As mentioned you shouldn’t “cross-chain,” which is using the big ring up front with the largest gear in the back (or using the smallest [granny] ring up front with the smallest gear in the back. Besides causing the chain to fall off in the front, it also causes both stress to the chain and wear to the sprocket teeth. Stress to the chain could cause it to snap unexpectedly. Wear to the sprocket teeth will eventually cause the chain to slip, especially when climbing or riding hard.

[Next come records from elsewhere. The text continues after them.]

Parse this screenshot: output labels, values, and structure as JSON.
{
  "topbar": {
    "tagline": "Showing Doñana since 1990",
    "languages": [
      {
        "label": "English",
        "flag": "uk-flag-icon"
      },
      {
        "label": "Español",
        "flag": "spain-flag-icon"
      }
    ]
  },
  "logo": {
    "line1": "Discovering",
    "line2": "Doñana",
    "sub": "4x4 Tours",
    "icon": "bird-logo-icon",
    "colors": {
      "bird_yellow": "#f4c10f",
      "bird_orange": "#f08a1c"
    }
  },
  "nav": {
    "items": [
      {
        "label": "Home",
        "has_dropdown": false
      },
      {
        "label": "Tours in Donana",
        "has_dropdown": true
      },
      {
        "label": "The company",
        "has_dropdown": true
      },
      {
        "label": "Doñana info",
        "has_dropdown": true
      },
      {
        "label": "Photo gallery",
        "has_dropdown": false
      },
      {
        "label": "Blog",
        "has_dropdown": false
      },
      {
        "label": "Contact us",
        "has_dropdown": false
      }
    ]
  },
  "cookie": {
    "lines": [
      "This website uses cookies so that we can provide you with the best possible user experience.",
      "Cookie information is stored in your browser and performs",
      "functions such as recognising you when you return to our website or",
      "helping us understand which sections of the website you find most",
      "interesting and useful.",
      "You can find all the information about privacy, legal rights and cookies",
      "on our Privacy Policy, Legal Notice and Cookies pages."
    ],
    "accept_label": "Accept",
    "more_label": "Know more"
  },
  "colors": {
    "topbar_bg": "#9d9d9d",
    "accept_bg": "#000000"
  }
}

The big challenge when adding more sprockets in the back is that you’re trying to fit more gears into a finite space; nine-speed gears and chains are slimmer than eight-speed. If either Shimano or Campignolo designed a fifteen-speed cassette and enough riders saw an advantage, frame makers would eventually redesign their frames to accommodate the new gear. As you might guess, new gear is generally designed for pro riders and trickles down to recreational riders.